“I had a camper this summer who began the week terrified of the outdoors and being surrounded by bugs. After a long few days of trying to make the transition easier for her, we had a special moment at the garden where she learned about our symbiotic relationship with nature as humans. It changed her perspective and it was clear that she was trying to overcome her fears about being outside. On our last night that week, we camped outside in our sleeping bags on just a tarp. The camper loved the experience so much that she told me she plans on asking her family to do an outside camping trip as well. It was so beautiful to see the camper’s growth throughout the week.”
Every week at Camp Jones Gulch, hundreds of young campers like Jimenez’s have their first introduction to nature, and hundreds more like Jimenez and Elkes broaden and solidify their passion for nature and find pathways to pursue a professional or lifelong commitment to protecting and sharing the outdoors. “I am a proud environmentalist and activist for the protection of nature,” Jimenez said.
The results of the Y of San Francisco’s programs for youth are clear, however permanently protecting the camp’s nearly 1,000 acres does not fall into the Y’s considerable skillset. That is where Sempervirens Fund’s partnership with the Y comes in. A collaboration between the Y of San Francisco and Sempervirens Fund will permanently protect Camp Jones Gulch’s old-growth redwoods, forests, and streams forever through a conservation easement which will allow Sempervirens Fund to care for the land and increase its resilience for the challenges ahead.

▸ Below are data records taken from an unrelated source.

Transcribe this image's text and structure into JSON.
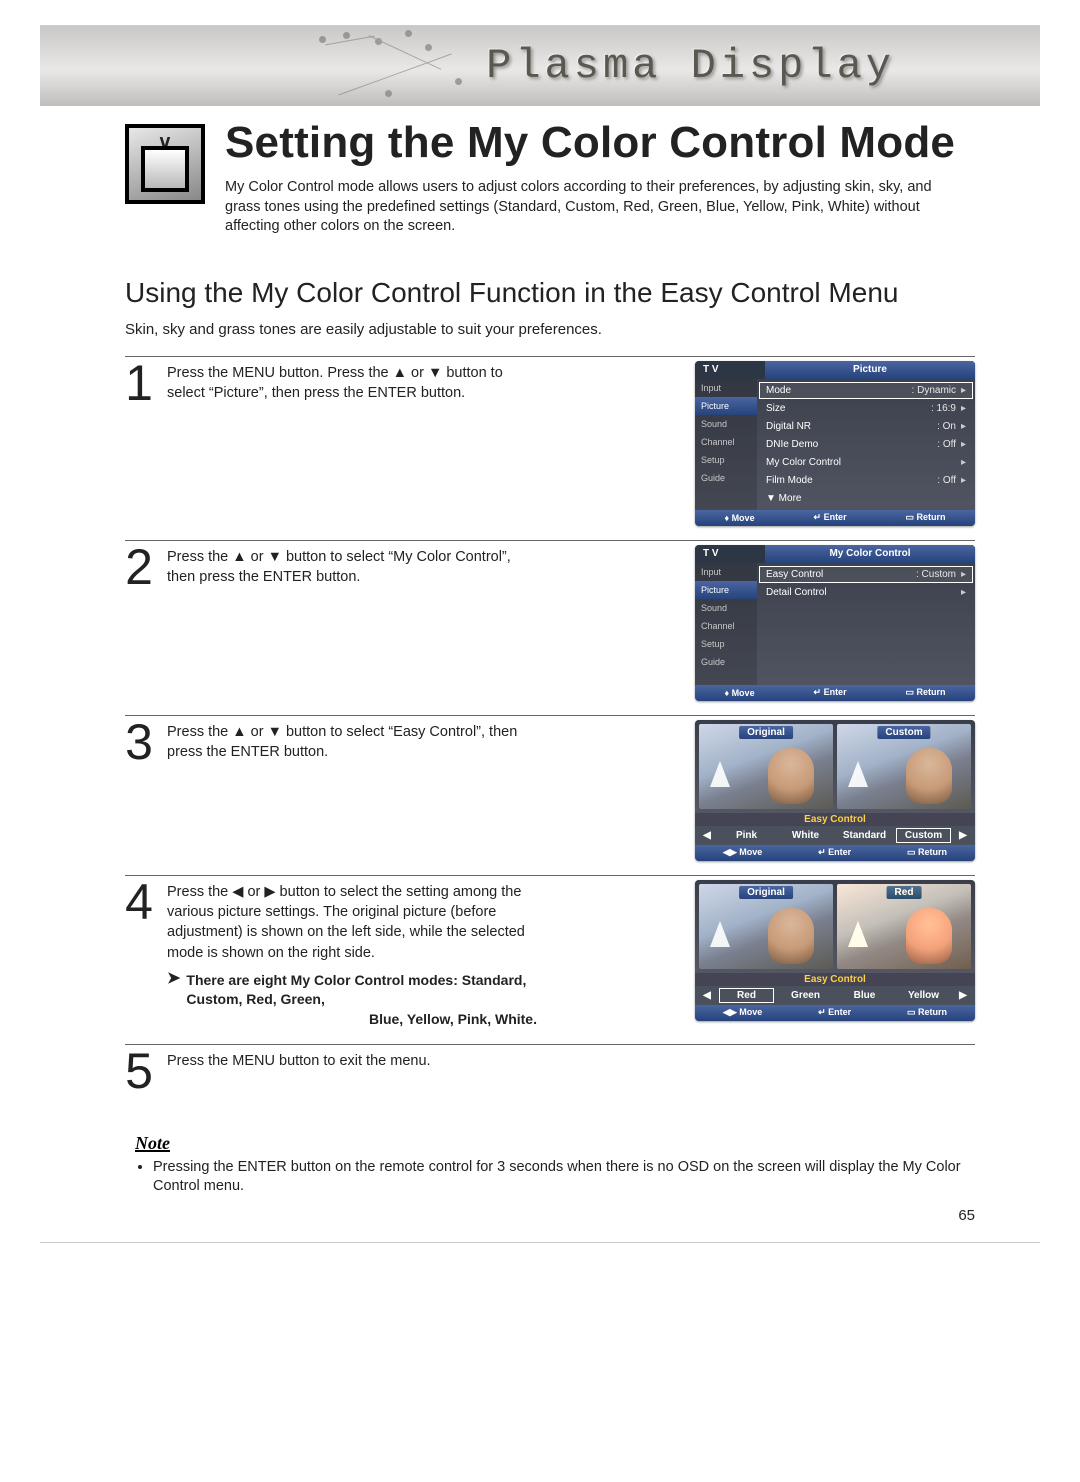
{
  "banner": {
    "title": "Plasma Display"
  },
  "heading": "Setting the My Color Control Mode",
  "intro": "My Color Control mode allows users to adjust colors according to their preferences, by adjusting skin, sky, and grass tones using the predefined settings (Standard, Custom, Red, Green, Blue, Yellow, Pink, White) without affecting other colors on the screen.",
  "section_title": "Using the My Color Control Function in the Easy Control Menu",
  "section_sub": "Skin, sky and grass tones are easily adjustable to suit your preferences.",
  "steps": {
    "s1": {
      "num": "1",
      "text": "Press the MENU button. Press the ▲ or ▼ button to select “Picture”, then press the ENTER button."
    },
    "s2": {
      "num": "2",
      "text": "Press the ▲ or ▼ button to select “My Color Control”, then press the ENTER button."
    },
    "s3": {
      "num": "3",
      "text": "Press the ▲ or ▼ button to select “Easy Control”, then press the ENTER button."
    },
    "s4": {
      "num": "4",
      "text": "Press the ◀ or ▶ button to select the setting among the various picture settings. The original picture (before adjustment) is shown on the left side, while the selected mode is shown on the right side.",
      "modes_line1": "There are eight My Color Control modes: Standard, Custom, Red, Green,",
      "modes_line2": "Blue, Yellow, Pink, White."
    },
    "s5": {
      "num": "5",
      "text": "Press the MENU button to exit the menu."
    }
  },
  "osd1": {
    "tv": "T V",
    "title": "Picture",
    "side": [
      "Input",
      "Picture",
      "Sound",
      "Channel",
      "Setup",
      "Guide"
    ],
    "rows": [
      {
        "lab": "Mode",
        "val": ": Dynamic",
        "sel": true
      },
      {
        "lab": "Size",
        "val": ": 16:9"
      },
      {
        "lab": "Digital NR",
        "val": ": On"
      },
      {
        "lab": "DNIe Demo",
        "val": ": Off"
      },
      {
        "lab": "My Color Control",
        "val": ""
      },
      {
        "lab": "Film Mode",
        "val": ": Off"
      },
      {
        "lab": "▼ More",
        "val": "",
        "nochev": true
      }
    ],
    "foot": {
      "move": "Move",
      "enter": "Enter",
      "return": "Return",
      "move_sym": "♦"
    }
  },
  "osd2": {
    "tv": "T V",
    "title": "My Color Control",
    "side": [
      "Input",
      "Picture",
      "Sound",
      "Channel",
      "Setup",
      "Guide"
    ],
    "rows": [
      {
        "lab": "Easy Control",
        "val": ": Custom",
        "sel": true
      },
      {
        "lab": "Detail Control",
        "val": ""
      }
    ],
    "foot": {
      "move": "Move",
      "enter": "Enter",
      "return": "Return",
      "move_sym": "♦"
    }
  },
  "osd3": {
    "left_label": "Original",
    "right_label": "Custom",
    "strip_title": "Easy Control",
    "strip": [
      {
        "t": "◀",
        "sel": false
      },
      {
        "t": "Pink",
        "sel": false
      },
      {
        "t": "White",
        "sel": false
      },
      {
        "t": "Standard",
        "sel": false
      },
      {
        "t": "Custom",
        "sel": true
      },
      {
        "t": "▶",
        "sel": false
      }
    ],
    "foot": {
      "move": "Move",
      "enter": "Enter",
      "return": "Return",
      "move_sym": "◀▶"
    }
  },
  "osd4": {
    "left_label": "Original",
    "right_label": "Red",
    "strip_title": "Easy Control",
    "strip": [
      {
        "t": "◀",
        "sel": false
      },
      {
        "t": "Red",
        "sel": true
      },
      {
        "t": "Green",
        "sel": false
      },
      {
        "t": "Blue",
        "sel": false
      },
      {
        "t": "Yellow",
        "sel": false
      },
      {
        "t": "▶",
        "sel": false
      }
    ],
    "foot": {
      "move": "Move",
      "enter": "Enter",
      "return": "Return",
      "move_sym": "◀▶"
    }
  },
  "note": {
    "title": "Note",
    "bullet": "Pressing the ENTER button on the remote control for 3 seconds when there is no OSD on the screen will display the My Color Control menu."
  },
  "page_number": "65"
}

The conservation easement will also provide funding for Camp Jones Gulch’s outdoor education programs that lay the foundation for lifelong environmental stewardship for the next generation who will care for lands after us. Dries explained, “The partnership with Sempervirens will provide a foundation of fiscal sustainability from which Camp Jones Gulch and the Y of San Francisco will be able to continue and deepen its environmental education and recreation programming.”
To protect Camp Jones Gulch’s forests for wildlife and generations of youth, Sempervirens Fund has launched the Redwoods Now, For All, Forever campaign to conserve redwood forests and help make them accessible for all youth to connect with and learn to care for. “By inspiring young people today, we will create a future where pro-environmental practices are the norm,” Dries said.
More to Explore
- Read more about Camp Jones Gulch’s innovative programs connecting youth to nature
- Read more about Camp Jones Gulch’s diverse habitats and how a conservation easement will protect and care for them
- Watch The Magic of Learning in Nature with Camp Jones Gulch Director Carrie Herrera